Last fall, Bruce McGlenn started his hunting school in Central Washington. It’s exactly what the sport is in need of: a modern, holistic approach to harvesting wild meat. This Filson Life is part of Filson’s celebration of the Forest Service and the people of the Pacific Northwest Region of the USFS, Region 6.
Learning to hunt can be like learning to sail a yacht. For the uninitiated and those who didn’t grow up doing it, the obstacles to entry can seem prohibitive. The options in the past were to hire a guide or teach yourself. Teaching yourself, via binge-watching YouTube how-to videos, will show you the nuts and bolts, but never get you out of your comfort zone.
Hiring a guide can be educational, but it’s also expensive. And more often than not, the guide is the one doing most of the hunting. Thankfully for the un-blooded, there’s now Bruce McGlenn’s Human Nature Hunting School. Located in Kettle Falls, Washington, the school opened last year and offers a four-day class that is a primer on harvesting wild meat.

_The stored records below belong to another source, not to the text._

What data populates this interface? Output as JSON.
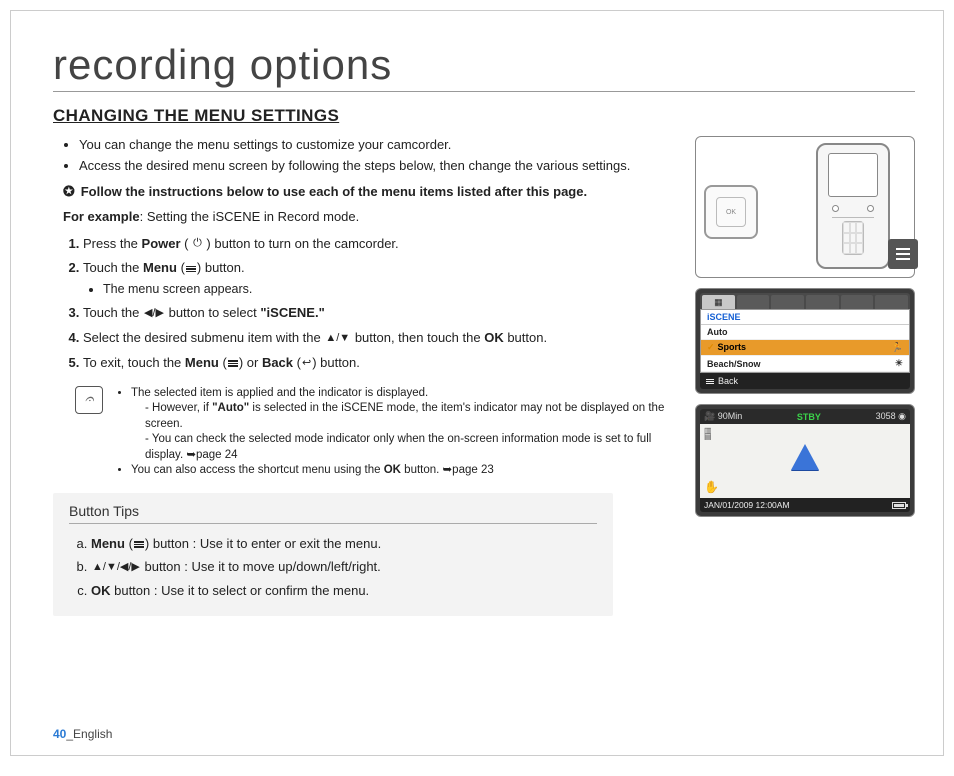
{
  "page_title": "recording options",
  "section_heading": "CHANGING THE MENU SETTINGS",
  "intro_bullets": [
    "You can change the menu settings to customize your camcorder.",
    "Access the desired menu screen by following the steps below, then change the various settings."
  ],
  "instruction_bold": "Follow the instructions below to use each of the menu items listed after this page.",
  "example_label": "For example",
  "example_text": ": Setting the iSCENE in Record mode.",
  "steps": {
    "s1a": "Press the ",
    "s1b": "Power",
    "s1c": " ( ",
    "s1d": " ) button to turn on the camcorder.",
    "s2a": "Touch the ",
    "s2b": "Menu",
    "s2c": " (",
    "s2d": ") button.",
    "s2sub": "The menu screen appears.",
    "s3a": "Touch the ",
    "s3b": " button to select ",
    "s3c": "\"iSCENE.\"",
    "s4a": "Select the desired submenu item with the ",
    "s4b": " button, then touch the ",
    "s4c": "OK",
    "s4d": " button.",
    "s5a": "To exit, touch the ",
    "s5b": "Menu",
    "s5c": " (",
    "s5d": ") or ",
    "s5e": "Back",
    "s5f": " (",
    "s5g": ") button."
  },
  "notes": {
    "n1": "The selected item is applied and the indicator is displayed.",
    "n1a_pre": "However, if ",
    "n1a_bold": "\"Auto\"",
    "n1a_post": " is selected in the iSCENE mode, the item's indicator may not be displayed on the screen.",
    "n1b": "You can check the selected mode indicator only when the on-screen information mode is set to full display. ➥page 24",
    "n2": "You can also access the shortcut menu using the ",
    "n2b": "OK",
    "n2c": " button. ➥page 23"
  },
  "tips": {
    "heading": "Button Tips",
    "a_pre": "Menu",
    "a_mid": " (",
    "a_post": ") button : Use it to enter or exit the menu.",
    "b": " button : Use it to move up/down/left/right.",
    "c_pre": "OK",
    "c_post": " button : Use it to select or confirm the menu."
  },
  "footer": {
    "page": "40",
    "sep": "_",
    "lang": "English"
  },
  "lcd_menu": {
    "title": "iSCENE",
    "items": [
      "Auto",
      "Sports",
      "Beach/Snow"
    ],
    "selected_index": 1,
    "back": "Back"
  },
  "lcd_preview": {
    "time_remaining": "90Min",
    "status": "STBY",
    "counter": "3058",
    "timestamp": "JAN/01/2009 12:00AM"
  },
  "remote_label": "OK"
}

“There’s so much to learn between Day 1 of learning to hunt and actually taking your first shot,” he says. “There’s so much to experience in the whole process of the hunt from the early embers to the late stages when intuition becomes a guiding force and the senses are fully awake. That’s what I wish I could bottle up and share with people.”
McGlenn’s course—he hosts three four-day classes between spring and autumn—is called Awakening the Hunter, and in the broadest sense, his goal is to introduce students to the mindset of a hunter. Part of that mindset is the boots-on-the-ground knowledge of how to move through the woods, find water sources, cut for sign, and recognize suitable habitat for whatever you’re hunting – basically think like a wild animal. When you’re hunting the back country, McGlenn says, every step in the forest is a decision. You need to think like both a hunter and the hunted, with a high level of awareness to be successful and safe.
During a class last fall, McGlenn got a call from his neighbors that a deer was in their pasture. He had a damage control permit -- a state-issued license aimed at reducing the local deer population that had been eating crops – so he threw his rifle in the truck, drove down the road, and shot the doe.
“It was one of the quickest hunts I’ve ever been on,” he says. “It was really more of a harvest than a hunt, but it was great for the class.”
Under the watchful eye of McGlenn, the class cleaned, skinned, and hung the deer while working under the light of headlamps, which is what you’re often dealing with in the field, he says. The next morning, everyone helped butcher the carcass. The meat was trimmed, wrapped, and tossed in a freezer under a collective effort. For some of the group, who had never dealt with a dead animal as large as a deer, the process was demystifying. When McGlenn dragged the dead doe out of the back of his Toyota Tundra, she looked a long way from frozen steaks, he says. Twenty-four hours later, she was in the freezer.
“I think they all got an appreciation for how this plays out,” he says. “Hunting is a unique opportunity we have in this country to eat really good food. By processing our own meat, we know exactly what’s been done to the animal and where it’s been. I think people look at buying meat differently after they’ve seen the connection that hunting gives them to their food.”
McGlenn has been introducing newcomers to outdoor sports for decades. He’s a National Rifle Association-certified shooting instructor and regularly hosts workshops on how to properly use a shotgun. For the past 15 years, he’s been an instructor for the Washington Outdoor Women group, which his mother founded in 1998. Over the years, he says, the hunting classes have grown. So he decided to take that one step further through a hunting-only program.
The idea is not to become a guide or an outfitter. McGlenn says he wants to give new hunters the confidence to strike out, follow their gut, and create their own adventures.
“Hunting is not something you can learn overnight or during a weeklong course,” he says. “It’s a way of life. It’s a connection to your food source and the land. I want to help people make that connection.”
Story by Will Grant
Photography by Dylan Furst